Web page and app entries
================
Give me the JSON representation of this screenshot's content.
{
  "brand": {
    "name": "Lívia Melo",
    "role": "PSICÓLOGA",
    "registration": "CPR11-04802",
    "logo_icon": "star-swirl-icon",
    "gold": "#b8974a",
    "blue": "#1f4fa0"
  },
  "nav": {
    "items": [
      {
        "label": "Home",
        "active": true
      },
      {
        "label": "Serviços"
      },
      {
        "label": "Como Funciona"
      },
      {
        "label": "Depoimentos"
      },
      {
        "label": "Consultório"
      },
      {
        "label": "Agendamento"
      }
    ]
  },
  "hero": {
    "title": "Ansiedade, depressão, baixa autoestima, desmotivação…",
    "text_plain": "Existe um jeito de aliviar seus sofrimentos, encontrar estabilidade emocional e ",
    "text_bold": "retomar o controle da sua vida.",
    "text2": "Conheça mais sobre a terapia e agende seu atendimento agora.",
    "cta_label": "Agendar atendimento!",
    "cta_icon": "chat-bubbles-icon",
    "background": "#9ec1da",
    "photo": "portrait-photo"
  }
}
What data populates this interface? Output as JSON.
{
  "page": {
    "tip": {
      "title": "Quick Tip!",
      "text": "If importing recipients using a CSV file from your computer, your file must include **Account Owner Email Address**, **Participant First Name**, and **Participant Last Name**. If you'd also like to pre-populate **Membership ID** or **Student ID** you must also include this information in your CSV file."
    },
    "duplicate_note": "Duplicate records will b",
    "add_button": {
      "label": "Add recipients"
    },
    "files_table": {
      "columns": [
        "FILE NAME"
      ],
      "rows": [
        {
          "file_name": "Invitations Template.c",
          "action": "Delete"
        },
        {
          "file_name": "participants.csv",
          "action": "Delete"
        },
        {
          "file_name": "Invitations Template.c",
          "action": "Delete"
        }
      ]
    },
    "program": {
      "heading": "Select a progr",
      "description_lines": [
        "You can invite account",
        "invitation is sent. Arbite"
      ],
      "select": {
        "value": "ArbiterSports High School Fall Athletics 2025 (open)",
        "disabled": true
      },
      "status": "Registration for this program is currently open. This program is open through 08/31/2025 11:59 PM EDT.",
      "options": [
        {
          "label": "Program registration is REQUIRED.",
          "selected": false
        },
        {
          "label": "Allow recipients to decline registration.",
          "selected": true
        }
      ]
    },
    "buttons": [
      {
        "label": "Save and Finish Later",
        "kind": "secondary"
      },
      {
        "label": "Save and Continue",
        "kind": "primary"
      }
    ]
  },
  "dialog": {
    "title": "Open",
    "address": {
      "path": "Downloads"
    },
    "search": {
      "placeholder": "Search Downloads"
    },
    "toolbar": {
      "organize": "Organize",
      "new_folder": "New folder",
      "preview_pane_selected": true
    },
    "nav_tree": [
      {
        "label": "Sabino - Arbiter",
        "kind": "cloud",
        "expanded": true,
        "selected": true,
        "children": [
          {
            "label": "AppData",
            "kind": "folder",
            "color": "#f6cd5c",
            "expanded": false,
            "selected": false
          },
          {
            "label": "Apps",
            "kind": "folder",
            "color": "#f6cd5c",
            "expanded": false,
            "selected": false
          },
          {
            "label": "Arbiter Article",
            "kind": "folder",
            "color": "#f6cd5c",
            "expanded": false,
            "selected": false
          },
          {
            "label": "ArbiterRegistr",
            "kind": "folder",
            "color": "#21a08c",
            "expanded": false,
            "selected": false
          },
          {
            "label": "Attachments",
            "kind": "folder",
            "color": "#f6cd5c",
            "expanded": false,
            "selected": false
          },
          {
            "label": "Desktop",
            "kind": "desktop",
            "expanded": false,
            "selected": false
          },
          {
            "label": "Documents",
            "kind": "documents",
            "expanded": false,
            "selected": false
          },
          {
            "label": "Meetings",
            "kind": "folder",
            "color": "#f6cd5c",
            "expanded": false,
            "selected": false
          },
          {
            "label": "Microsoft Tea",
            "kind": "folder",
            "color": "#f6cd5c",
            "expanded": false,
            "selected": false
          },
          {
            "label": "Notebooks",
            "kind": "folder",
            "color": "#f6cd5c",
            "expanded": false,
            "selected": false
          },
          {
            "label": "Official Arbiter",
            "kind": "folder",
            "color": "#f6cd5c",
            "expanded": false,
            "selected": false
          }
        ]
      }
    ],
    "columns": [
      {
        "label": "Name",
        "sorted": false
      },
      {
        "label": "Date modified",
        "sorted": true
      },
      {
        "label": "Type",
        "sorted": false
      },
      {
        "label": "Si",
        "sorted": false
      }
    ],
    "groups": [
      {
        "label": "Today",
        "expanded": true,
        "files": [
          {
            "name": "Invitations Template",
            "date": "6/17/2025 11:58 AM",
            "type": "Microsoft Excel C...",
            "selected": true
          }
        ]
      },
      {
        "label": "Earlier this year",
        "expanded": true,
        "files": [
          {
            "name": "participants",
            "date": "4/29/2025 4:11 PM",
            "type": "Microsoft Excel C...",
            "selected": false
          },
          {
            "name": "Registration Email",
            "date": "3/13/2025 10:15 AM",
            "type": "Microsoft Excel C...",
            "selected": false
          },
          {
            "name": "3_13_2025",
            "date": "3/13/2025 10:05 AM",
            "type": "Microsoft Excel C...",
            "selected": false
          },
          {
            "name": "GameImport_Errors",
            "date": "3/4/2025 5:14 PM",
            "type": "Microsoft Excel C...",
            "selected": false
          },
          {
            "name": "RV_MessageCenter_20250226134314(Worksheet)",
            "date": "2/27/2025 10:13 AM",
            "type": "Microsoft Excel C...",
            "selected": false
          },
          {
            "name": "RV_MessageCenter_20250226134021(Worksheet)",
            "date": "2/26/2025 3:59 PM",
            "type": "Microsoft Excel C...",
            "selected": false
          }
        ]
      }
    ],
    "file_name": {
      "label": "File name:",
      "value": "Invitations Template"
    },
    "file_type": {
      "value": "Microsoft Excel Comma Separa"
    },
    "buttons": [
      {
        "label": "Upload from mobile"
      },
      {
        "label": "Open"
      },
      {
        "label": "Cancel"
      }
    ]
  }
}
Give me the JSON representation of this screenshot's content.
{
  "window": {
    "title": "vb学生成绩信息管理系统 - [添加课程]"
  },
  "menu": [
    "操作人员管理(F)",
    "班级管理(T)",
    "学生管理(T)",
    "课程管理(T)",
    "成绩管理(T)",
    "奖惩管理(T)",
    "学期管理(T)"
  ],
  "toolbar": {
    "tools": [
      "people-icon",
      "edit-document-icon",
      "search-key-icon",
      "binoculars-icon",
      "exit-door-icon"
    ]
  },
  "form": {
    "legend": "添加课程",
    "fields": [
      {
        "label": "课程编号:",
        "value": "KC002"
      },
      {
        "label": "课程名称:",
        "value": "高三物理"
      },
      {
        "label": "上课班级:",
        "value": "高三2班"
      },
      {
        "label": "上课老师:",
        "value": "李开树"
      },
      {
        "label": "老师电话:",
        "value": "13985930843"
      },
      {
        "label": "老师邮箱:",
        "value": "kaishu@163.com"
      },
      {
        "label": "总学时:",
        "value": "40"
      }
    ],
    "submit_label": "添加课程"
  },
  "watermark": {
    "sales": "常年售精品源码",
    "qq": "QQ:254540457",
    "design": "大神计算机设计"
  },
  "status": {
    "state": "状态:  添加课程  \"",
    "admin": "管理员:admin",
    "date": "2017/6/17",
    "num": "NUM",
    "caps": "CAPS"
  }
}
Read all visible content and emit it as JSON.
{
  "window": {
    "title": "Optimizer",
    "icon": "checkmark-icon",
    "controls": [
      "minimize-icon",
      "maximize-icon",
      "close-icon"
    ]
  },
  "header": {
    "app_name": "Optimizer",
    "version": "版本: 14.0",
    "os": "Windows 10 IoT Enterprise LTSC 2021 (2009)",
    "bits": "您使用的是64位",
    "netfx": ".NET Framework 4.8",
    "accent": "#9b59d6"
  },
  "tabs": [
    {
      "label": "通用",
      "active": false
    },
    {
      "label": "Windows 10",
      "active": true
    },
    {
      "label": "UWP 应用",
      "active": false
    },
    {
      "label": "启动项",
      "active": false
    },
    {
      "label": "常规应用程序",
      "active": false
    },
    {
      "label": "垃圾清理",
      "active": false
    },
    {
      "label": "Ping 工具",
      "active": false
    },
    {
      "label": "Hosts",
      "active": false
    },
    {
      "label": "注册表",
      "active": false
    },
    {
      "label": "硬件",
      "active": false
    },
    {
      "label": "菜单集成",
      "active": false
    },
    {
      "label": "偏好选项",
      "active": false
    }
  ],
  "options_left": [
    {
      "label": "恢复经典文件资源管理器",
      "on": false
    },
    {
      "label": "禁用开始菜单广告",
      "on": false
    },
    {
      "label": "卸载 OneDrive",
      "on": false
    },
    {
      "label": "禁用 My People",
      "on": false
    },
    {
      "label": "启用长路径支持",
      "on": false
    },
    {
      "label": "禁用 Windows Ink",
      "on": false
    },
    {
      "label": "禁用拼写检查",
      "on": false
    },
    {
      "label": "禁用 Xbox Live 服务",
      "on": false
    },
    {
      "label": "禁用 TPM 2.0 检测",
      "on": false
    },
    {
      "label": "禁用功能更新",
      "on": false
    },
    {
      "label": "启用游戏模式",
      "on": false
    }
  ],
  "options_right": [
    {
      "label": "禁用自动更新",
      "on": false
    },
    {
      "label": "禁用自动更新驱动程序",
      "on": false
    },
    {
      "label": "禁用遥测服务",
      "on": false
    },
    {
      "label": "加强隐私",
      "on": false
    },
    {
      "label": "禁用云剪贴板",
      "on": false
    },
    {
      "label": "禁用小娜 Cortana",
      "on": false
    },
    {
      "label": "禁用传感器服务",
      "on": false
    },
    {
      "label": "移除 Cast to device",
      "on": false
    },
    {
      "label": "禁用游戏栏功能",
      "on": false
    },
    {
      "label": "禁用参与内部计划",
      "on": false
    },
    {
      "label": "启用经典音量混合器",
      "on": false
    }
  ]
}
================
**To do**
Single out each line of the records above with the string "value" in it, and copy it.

**Your response**
        "value": "ArbiterSports High School Fall Athletics 2025 (open)",
      "value": "Invitations Template"
      "value": "Microsoft Excel Comma Separa"
        "value": "KC002"
        "value": "高三物理"
        "value": "高三2班"
        "value": "李开树"
        "value": "13985930843"
        "value": "kaishu@163.com"
        "value": "40"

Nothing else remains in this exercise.